12

The Apple II used a 6502 CPU clocked at 1.023 MHz which was tightly tied to the NTSC frequency (1/14 of crystal, 3.5 color clocks per CPU cycle). It is well known that the Disk ][ was primarily software driven and thus cycle counting was extremely important since there was no separate micro controller to abstract the mainboard from what the disk controller was doing.

However, there were PAL and SECAM versions of the Apple II as well. When you look at most 8-bit computers of the era, they were also tied to the NTSC clock in some mathematical way and as a result the PAL versions operated a touch slower because of that video standard's 50Hz cycle versus NTSC's 60Hz.

Did the Apple II use a slower clock frequency for the European versions or was the hardware output abstracted so that the computer could run at 1.023MHz and not introduce Disk ][ incompatibility? Heck, was the ASCII $07 beep a different pitch?

If there was a different speed for non-US / NTSC versions, what accommodations needed to be made?

8

Yes, but only a very slightly different speed: the master crystal was around 14.238Mhz rather than 14.31818Mhz. which is only around 0.5% different, so I would expect safely within tolerance for a Disk II.

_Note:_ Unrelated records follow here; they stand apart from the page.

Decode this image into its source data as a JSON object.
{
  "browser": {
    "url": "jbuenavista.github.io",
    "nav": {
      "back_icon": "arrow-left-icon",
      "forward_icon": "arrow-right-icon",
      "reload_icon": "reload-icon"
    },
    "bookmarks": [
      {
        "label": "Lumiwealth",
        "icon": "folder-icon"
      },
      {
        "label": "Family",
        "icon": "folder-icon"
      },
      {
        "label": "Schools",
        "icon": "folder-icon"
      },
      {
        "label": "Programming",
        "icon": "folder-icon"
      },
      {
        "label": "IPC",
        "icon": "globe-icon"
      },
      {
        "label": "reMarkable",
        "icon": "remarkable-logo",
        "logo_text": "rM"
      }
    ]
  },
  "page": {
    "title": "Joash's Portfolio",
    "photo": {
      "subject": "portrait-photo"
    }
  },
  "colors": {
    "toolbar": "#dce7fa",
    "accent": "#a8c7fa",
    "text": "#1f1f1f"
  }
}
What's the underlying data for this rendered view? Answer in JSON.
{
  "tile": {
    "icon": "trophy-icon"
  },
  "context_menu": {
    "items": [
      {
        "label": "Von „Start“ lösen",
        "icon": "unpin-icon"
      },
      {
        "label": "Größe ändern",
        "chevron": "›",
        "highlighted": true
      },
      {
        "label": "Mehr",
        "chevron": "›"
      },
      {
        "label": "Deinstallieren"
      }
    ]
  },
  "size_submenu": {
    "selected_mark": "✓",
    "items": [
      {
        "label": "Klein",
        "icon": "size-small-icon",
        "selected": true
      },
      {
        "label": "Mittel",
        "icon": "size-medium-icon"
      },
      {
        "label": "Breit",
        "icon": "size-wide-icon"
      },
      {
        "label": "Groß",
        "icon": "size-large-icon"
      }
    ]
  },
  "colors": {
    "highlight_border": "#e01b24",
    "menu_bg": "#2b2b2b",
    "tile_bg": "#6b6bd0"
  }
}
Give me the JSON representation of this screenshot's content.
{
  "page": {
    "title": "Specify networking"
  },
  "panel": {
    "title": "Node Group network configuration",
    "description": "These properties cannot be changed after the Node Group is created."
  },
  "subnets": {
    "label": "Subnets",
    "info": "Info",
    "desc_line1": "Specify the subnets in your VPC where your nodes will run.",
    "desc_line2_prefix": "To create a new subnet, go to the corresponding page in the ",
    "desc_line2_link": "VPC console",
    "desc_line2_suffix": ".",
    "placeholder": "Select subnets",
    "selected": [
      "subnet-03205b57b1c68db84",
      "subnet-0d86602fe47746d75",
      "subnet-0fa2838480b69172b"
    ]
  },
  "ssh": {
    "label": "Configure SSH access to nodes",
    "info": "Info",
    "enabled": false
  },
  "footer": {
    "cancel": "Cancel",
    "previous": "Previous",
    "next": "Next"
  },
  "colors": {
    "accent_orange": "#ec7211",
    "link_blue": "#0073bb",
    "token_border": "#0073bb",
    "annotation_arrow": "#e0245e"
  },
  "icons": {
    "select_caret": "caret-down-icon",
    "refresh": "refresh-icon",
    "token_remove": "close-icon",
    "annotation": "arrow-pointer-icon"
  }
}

Something PAL users didn't get from the base machine: colour. The relationship with phase is a lot more complicated in PAL, as that's how the error correction works. Add-ons could decode the NTSC colour and re-encode as PAL but at that point Wozniak's sneaky colour trick has turned into something absurd: rather than eliminating an explicit colour encoder, you've now got one of those and an additional decoder, with the CPU still working to encode colours on its end.

EDIT: source, though it's secondary; strongly suggests the Apple II Reference Manual would confirm a difference, but I can't find a copy online that's new enough to have been revised in light of the European launch.

  • 2
    Those poor folks on the other side of the pond, cheated out of a whole 0.08 MHz because of their superior video standard! – Cody Gray Jun 19 '17 at 18:25
  • 2
    To be fair to all parties, PAL was devised almost a decade after NTSC, taking account of lessons learnt. It's NTSC 2.0. SECAM's the weird one. – Tommy Jun 19 '17 at 19:51
  • 1
    The manual at archive.org archive.org/stream/Apple_II_Reference_Manual_1979_Apple#page/… has the jumper details and mentions changing the crystal (but not what too). – PeterI Jun 19 '17 at 22:41
  • 1
    Drive speed is decoupled to some extent by the disk interface card, at least at the level of a single bit. In my answer here, which includes a Disk II nibble count for various drive speeds, I noted that reading and writing from drives calibrated to different speeds seemed to tolerate at least a 10% difference - much larger than the clock difference discussed here. Disk protection that relies on timing over many bytes might have problems though. – Nick Westgate Jun 20 '17 at 22:46
  • 1
    @Tommy: Even on an NTSC machine, cycles aren't always the same length. The 2MHz master clock from which the 1Mhz CPU clock is derived is normally seven periods of the 14.3818Mhz master clock, but the only multiple of 7 which is near the horizontal scan rate is 910, which is not a multiple of 4. Making chroma phase be constant every scan line requires that each line be a multiple of four 14.3818Mhz cycles, so Apple adds two extra cycles of that clock per scan line. – supercat Apr 24 '18 at 16:13

Your Answer

By clicking "Post Your Answer", you agree to our terms of service, privacy policy and cookie policy

Not the answer you're looking for? Browse other questions tagged or ask your own question.